Surprisingly, he may find it easier than some of his other immigration control attempts, assuming that COVID-19 deaths across the country begin to rise.

Trump can identify and exclude aliens at ports of entry who have the coronavirus

Setting economic consequences aside, keeping visitors with coronavirus out would be relatively easy.

In the midst of a major coronavirus pandemic, Trump could require a medical examination of every alien who wants to enter the United States. The examination could be performed by authorized physicians in their home country before the alien travels to the United States.
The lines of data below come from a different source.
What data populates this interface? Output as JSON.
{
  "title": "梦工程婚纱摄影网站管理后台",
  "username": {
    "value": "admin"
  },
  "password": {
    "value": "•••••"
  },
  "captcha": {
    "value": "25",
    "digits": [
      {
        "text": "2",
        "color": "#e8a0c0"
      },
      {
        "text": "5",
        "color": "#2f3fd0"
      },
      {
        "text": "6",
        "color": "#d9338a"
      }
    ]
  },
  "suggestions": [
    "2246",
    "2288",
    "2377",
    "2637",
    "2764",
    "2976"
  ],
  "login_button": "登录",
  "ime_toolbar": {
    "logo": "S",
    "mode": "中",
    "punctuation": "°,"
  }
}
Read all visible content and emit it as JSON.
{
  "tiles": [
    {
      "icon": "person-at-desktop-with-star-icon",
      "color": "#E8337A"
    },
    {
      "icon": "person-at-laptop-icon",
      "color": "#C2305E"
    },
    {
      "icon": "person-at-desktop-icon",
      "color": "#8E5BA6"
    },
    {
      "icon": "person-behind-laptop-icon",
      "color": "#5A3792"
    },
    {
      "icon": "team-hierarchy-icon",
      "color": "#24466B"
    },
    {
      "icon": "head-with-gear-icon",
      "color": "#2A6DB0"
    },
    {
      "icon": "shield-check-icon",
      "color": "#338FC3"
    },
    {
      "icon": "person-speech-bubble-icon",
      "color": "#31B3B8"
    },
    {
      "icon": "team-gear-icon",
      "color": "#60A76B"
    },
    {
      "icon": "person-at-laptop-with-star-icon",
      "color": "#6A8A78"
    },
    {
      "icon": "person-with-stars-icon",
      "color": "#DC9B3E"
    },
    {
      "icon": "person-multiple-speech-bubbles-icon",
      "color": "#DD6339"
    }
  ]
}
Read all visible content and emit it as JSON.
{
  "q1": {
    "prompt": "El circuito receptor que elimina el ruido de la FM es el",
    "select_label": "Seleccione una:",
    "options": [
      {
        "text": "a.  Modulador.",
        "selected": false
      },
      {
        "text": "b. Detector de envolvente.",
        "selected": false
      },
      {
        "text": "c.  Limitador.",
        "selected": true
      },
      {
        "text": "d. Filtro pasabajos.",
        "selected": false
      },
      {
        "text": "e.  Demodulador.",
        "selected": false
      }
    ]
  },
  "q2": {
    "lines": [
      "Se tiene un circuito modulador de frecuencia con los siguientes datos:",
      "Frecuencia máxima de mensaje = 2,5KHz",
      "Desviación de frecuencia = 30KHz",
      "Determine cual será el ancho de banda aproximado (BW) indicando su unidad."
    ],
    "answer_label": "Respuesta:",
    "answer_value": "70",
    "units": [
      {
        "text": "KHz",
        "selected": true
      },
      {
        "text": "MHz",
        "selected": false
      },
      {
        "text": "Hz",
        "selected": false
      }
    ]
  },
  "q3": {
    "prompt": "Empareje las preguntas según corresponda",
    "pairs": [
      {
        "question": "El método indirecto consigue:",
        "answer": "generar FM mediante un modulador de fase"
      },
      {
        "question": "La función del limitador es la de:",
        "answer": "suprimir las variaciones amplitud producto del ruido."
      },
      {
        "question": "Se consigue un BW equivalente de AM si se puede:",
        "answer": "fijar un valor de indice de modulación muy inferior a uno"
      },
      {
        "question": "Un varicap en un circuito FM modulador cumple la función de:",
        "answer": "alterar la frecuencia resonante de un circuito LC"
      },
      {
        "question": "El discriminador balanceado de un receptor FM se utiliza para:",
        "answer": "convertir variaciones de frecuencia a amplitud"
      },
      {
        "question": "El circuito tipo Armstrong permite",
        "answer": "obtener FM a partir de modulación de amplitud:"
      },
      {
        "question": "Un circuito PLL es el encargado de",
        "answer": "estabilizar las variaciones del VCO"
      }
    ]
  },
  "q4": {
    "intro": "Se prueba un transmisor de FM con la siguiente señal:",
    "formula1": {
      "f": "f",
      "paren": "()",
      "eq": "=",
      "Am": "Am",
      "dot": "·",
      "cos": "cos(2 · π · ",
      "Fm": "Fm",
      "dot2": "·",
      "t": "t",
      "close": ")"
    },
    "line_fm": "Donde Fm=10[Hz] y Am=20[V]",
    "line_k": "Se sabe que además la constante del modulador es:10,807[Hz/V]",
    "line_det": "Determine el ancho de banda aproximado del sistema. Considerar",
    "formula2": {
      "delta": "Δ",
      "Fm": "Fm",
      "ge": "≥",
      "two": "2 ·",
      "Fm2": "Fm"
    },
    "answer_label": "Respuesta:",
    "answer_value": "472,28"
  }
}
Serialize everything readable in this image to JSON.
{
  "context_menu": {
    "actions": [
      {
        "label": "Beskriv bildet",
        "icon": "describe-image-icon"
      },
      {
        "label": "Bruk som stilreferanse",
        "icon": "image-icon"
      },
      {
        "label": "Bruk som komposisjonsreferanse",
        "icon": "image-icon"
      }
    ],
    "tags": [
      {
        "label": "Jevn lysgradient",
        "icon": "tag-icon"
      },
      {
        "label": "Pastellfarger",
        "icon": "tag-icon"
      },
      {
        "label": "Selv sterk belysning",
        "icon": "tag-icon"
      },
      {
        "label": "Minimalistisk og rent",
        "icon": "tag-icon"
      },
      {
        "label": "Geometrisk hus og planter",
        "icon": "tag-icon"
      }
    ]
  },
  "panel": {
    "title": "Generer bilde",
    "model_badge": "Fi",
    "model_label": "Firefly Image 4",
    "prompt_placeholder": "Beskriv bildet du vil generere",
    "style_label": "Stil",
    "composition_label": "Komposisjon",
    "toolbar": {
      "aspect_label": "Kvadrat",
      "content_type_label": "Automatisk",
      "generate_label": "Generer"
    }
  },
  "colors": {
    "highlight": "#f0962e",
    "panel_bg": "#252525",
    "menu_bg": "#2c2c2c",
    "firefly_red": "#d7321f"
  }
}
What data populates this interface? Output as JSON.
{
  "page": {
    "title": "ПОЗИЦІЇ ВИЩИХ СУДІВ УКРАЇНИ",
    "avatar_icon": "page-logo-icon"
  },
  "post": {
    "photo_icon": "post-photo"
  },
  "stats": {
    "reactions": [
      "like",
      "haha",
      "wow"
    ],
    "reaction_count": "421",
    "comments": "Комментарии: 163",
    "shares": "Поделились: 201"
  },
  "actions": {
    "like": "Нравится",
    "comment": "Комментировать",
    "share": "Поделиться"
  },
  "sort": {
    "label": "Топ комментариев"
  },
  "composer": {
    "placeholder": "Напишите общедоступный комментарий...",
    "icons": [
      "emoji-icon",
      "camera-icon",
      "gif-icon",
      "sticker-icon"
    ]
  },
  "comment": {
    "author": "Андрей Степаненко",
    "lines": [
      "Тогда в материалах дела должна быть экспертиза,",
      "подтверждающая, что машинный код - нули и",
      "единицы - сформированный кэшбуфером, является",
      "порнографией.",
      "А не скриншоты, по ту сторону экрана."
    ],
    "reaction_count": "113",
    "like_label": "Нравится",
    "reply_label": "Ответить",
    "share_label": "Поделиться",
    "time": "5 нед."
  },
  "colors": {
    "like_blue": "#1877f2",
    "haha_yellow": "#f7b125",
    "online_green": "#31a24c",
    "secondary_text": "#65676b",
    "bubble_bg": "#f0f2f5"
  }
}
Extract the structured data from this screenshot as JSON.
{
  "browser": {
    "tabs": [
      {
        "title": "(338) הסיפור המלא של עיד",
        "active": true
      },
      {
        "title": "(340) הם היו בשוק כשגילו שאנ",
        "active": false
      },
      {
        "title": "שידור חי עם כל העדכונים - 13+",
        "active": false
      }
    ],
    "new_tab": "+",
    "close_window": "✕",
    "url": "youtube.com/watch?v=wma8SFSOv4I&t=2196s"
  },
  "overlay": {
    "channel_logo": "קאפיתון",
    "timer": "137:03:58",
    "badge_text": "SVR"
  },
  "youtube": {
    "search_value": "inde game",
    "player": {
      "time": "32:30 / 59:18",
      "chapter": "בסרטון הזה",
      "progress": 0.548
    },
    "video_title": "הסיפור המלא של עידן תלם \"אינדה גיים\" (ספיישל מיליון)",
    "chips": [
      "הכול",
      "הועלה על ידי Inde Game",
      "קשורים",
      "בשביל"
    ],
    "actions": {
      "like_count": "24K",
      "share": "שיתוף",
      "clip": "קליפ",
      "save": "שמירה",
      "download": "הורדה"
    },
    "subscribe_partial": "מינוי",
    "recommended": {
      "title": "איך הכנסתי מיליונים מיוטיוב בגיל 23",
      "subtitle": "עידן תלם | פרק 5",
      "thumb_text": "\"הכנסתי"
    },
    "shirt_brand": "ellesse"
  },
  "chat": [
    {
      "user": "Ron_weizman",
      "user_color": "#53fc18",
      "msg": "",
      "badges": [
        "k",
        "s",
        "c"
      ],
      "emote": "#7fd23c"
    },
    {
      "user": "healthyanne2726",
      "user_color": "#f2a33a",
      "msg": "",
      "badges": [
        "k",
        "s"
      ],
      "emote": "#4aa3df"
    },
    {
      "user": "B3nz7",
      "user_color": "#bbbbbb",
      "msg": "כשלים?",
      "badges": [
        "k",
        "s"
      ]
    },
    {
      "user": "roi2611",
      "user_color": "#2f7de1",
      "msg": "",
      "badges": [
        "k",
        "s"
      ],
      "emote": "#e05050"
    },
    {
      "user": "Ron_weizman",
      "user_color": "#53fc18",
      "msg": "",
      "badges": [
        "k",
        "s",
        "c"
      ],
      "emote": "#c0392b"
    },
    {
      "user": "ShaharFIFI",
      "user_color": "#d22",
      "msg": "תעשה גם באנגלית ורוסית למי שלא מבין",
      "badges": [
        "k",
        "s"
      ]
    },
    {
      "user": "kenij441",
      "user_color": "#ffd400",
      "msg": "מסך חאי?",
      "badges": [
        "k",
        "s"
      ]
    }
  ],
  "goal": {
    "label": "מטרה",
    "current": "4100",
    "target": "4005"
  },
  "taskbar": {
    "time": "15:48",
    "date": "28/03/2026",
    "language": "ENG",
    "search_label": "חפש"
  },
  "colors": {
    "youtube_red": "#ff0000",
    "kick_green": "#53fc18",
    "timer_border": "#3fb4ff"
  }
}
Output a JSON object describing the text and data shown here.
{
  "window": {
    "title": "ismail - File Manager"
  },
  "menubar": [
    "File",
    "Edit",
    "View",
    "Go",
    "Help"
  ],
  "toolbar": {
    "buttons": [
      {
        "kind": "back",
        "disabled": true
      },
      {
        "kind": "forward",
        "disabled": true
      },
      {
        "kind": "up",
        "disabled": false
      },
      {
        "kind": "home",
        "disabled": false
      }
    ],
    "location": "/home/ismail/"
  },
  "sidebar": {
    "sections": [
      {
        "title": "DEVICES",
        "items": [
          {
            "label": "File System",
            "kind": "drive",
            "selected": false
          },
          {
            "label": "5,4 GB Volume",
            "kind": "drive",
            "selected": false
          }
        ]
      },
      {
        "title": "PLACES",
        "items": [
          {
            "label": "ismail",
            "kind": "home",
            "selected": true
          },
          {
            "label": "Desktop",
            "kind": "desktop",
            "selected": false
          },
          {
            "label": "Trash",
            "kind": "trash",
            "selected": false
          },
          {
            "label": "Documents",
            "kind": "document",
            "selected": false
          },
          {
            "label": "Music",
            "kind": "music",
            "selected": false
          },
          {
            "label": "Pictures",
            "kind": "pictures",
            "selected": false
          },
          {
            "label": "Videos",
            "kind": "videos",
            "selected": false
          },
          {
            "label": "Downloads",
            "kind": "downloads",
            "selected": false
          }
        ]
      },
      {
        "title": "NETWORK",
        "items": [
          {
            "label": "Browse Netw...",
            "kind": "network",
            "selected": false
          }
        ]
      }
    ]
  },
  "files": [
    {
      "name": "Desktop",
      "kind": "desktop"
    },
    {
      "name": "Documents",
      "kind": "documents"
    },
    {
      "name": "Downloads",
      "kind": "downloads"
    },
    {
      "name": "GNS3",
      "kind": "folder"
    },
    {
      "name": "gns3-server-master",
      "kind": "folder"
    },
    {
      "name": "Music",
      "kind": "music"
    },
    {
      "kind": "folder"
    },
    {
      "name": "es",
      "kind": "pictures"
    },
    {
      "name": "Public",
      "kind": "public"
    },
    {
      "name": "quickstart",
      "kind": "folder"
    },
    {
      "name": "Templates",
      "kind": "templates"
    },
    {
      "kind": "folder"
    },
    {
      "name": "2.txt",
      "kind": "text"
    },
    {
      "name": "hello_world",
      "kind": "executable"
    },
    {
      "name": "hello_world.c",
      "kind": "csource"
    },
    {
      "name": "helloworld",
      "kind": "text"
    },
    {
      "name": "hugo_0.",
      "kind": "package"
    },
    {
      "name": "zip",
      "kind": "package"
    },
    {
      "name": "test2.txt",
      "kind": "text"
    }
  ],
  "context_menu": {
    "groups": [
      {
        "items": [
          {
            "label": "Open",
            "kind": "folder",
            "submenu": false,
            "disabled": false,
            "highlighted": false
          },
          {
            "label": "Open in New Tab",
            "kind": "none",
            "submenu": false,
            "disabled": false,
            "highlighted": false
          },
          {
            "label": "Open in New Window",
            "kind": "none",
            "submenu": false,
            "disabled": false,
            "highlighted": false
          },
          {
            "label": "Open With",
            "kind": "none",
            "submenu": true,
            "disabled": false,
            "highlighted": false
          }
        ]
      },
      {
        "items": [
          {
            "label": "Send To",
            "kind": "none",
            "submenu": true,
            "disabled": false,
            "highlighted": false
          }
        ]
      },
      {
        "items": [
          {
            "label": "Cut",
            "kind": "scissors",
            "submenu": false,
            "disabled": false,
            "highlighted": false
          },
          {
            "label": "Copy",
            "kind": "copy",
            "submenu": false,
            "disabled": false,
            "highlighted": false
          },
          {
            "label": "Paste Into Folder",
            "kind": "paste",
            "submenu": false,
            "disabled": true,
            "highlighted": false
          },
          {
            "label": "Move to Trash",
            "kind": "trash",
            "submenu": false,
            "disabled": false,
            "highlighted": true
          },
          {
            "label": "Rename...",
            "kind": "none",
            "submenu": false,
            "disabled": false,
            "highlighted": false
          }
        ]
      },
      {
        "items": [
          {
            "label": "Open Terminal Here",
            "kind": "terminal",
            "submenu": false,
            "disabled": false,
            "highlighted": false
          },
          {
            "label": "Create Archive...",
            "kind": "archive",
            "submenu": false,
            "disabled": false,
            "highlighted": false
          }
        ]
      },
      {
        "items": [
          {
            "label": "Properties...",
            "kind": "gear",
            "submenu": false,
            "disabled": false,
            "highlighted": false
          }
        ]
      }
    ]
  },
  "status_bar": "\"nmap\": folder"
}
Medical exams usually are just required of aliens seeking admission as permanent residents. Nonimmigrant visitorsnormally do not have to have a medical exam. A medical exam, however, can be required of any alien if there is reason to think that he or she may be inadmissible on health-related grounds.

Aliens who have a communicable disease of public health significance, such as COVID-19, are inadmissible under 8 USC §1182(a)(1)(A)(i).
8 USC §1182(g) provides a discretionary waiver for this exclusion ground, but it is limited to aliens who have a specified relationship with a United States citizen or a lawful permanent resident, or an alien who has been issued an immigrant visa and aliens who are VAWA self-petitioners.

Aliens who are here unlawfully present a much greater challenge

A study performed by three Yale-affiliated researchers using mathematical modeling on a range of demographic and immigration operations data indicates that there likely are more than 22.1 million undocumented aliens in the United States, many of whom will be infected by COVID-19 as it spreads throughout the country. They are already here, and their impact on the coronavirus issue won’t become evident until they get sick — more of which in a moment.

Read more at https://thehill.com/opinion/immigrat...rvive-covid-19

Published originally on The Hill.

Nolan Rappaport was detailed to the House Judiciary Committee as an executive branch immigration law expert for three years. He subsequently served as an immigration counsel for the Subcommittee on Immigration, Border Security and Claims for four years. Prior to working on the Judiciary Committee, he wrote decisions for the Board of Immigration Appeals for 20 years. Follow him on Twitter @NolanR1 or at https://nolanrappaport.blogspot.com.